◆ MATERIAL SUPPLIED:
########

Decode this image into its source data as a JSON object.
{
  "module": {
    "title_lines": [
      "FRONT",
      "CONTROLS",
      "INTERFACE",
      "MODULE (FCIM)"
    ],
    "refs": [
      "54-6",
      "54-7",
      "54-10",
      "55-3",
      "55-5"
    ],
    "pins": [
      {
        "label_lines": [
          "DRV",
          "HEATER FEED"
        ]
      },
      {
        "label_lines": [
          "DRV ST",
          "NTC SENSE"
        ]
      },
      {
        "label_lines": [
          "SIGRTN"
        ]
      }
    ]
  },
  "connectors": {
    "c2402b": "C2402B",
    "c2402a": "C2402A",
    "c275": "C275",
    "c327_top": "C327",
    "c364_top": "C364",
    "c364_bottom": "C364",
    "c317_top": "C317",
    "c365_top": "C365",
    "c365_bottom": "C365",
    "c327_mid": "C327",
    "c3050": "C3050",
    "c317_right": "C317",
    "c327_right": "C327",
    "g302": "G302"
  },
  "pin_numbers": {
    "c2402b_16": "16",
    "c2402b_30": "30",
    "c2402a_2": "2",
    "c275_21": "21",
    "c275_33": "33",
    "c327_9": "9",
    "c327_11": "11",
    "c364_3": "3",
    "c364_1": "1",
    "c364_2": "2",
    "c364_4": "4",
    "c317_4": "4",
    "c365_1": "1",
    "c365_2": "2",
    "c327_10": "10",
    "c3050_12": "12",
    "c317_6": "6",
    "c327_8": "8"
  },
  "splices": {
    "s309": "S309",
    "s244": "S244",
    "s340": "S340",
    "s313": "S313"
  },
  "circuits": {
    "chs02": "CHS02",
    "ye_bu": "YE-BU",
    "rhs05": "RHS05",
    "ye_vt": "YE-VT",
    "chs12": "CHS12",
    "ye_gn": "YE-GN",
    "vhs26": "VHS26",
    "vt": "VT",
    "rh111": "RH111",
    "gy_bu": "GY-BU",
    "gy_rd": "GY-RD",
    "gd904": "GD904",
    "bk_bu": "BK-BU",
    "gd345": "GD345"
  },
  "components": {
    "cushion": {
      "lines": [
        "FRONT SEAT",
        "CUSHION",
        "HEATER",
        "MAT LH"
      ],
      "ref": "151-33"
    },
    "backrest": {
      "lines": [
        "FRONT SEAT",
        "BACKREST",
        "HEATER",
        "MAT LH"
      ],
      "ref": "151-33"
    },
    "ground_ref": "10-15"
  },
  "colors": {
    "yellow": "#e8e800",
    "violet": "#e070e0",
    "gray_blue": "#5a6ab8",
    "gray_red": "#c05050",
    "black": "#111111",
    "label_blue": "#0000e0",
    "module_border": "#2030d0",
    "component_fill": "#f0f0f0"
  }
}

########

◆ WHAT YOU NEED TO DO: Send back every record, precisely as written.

◆ WRITTEN RESPONSE:
Decode this image into its source data as a JSON object.
{
  "module": {
    "title_lines": [
      "FRONT",
      "CONTROLS",
      "INTERFACE",
      "MODULE (FCIM)"
    ],
    "refs": [
      "54-6",
      "54-7",
      "54-10",
      "55-3",
      "55-5"
    ],
    "pins": [
      {
        "label_lines": [
          "DRV",
          "HEATER FEED"
        ]
      },
      {
        "label_lines": [
          "DRV ST",
          "NTC SENSE"
        ]
      },
      {
        "label_lines": [
          "SIGRTN"
        ]
      }
    ]
  },
  "connectors": {
    "c2402b": "C2402B",
    "c2402a": "C2402A",
    "c275": "C275",
    "c327_top": "C327",
    "c364_top": "C364",
    "c364_bottom": "C364",
    "c317_top": "C317",
    "c365_top": "C365",
    "c365_bottom": "C365",
    "c327_mid": "C327",
    "c3050": "C3050",
    "c317_right": "C317",
    "c327_right": "C327",
    "g302": "G302"
  },
  "pin_numbers": {
    "c2402b_16": "16",
    "c2402b_30": "30",
    "c2402a_2": "2",
    "c275_21": "21",
    "c275_33": "33",
    "c327_9": "9",
    "c327_11": "11",
    "c364_3": "3",
    "c364_1": "1",
    "c364_2": "2",
    "c364_4": "4",
    "c317_4": "4",
    "c365_1": "1",
    "c365_2": "2",
    "c327_10": "10",
    "c3050_12": "12",
    "c317_6": "6",
    "c327_8": "8"
  },
  "splices": {
    "s309": "S309",
    "s244": "S244",
    "s340": "S340",
    "s313": "S313"
  },
  "circuits": {
    "chs02": "CHS02",
    "ye_bu": "YE-BU",
    "rhs05": "RHS05",
    "ye_vt": "YE-VT",
    "chs12": "CHS12",
    "ye_gn": "YE-GN",
    "vhs26": "VHS26",
    "vt": "VT",
    "rh111": "RH111",
    "gy_bu": "GY-BU",
    "gy_rd": "GY-RD",
    "gd904": "GD904",
    "bk_bu": "BK-BU",
    "gd345": "GD345"
  },
  "components": {
    "cushion": {
      "lines": [
        "FRONT SEAT",
        "CUSHION",
        "HEATER",
        "MAT LH"
      ],
      "ref": "151-33"
    },
    "backrest": {
      "lines": [
        "FRONT SEAT",
        "BACKREST",
        "HEATER",
        "MAT LH"
      ],
      "ref": "151-33"
    },
    "ground_ref": "10-15"
  },
  "colors": {
    "yellow": "#e8e800",
    "violet": "#e070e0",
    "gray_blue": "#5a6ab8",
    "gray_red": "#c05050",
    "black": "#111111",
    "label_blue": "#0000e0",
    "module_border": "#2030d0",
    "component_fill": "#f0f0f0"
  }
}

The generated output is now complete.